Millennials, Not Boomers, Feel Most In Control Of Their Finances

Closing the Generation Gap: Millennials Differ from Baby Boomers When it Comes to Banking

Americans nearing retirement worry about more than just how they’re going to spend those savings. According to the 2015 Consumer Banking Insights Study, 67% of Americans age 55 and over feel the least in control of their finances. This might seem surprising, as retirement is perceived as a time to relax after decades in the rat race.

On the flip side, 79% of Millennials, more than any other age group, reported they feel the most in control of their finances – data that contradicts the stereotype of unemployed twenty-somethings living off their parents while paying down student loans.

Evidently, where Americans bank factors in to their feelings about banking, no matter what age they are. 79% of community bank and credit union account holders reported they felt as if their financial institution had their best interest at heart— as opposed to 60% of megabank customers.

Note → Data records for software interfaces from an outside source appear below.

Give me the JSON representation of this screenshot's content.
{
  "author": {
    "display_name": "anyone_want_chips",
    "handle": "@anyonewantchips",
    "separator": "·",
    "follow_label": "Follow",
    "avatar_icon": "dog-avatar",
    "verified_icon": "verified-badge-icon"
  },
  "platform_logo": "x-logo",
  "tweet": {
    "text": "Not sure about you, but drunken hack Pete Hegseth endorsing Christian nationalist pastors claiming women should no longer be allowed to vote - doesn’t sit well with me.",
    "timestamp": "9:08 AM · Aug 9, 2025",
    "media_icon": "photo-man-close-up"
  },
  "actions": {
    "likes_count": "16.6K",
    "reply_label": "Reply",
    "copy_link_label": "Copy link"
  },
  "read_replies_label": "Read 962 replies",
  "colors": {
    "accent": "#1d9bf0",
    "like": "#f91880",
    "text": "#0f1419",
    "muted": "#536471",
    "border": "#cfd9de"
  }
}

Check out the full infographic with stats on consumer’s banking habits and preferences here. When you’re done scrolling through the graphic, you’ll have the opportunity to download the Executive Summary with even more insights.

 

About the Survey: Online survey of 1,002 U.S. adults (ages 18+) commissioned by BancVue and conducted by Harris Poll, January 5-9, 2015. "Consumers" are defined as U.S. adults ages 18 and up who have a checking account at a financial institution. "Community banks and credit union customers" are those who consider a local community bank or a local credit union to be their primary banking institution. "Megabank customers" are checking account holders who consider one of the big national banks to be their primary banking institution.

 

 

Kasasa
Kasasa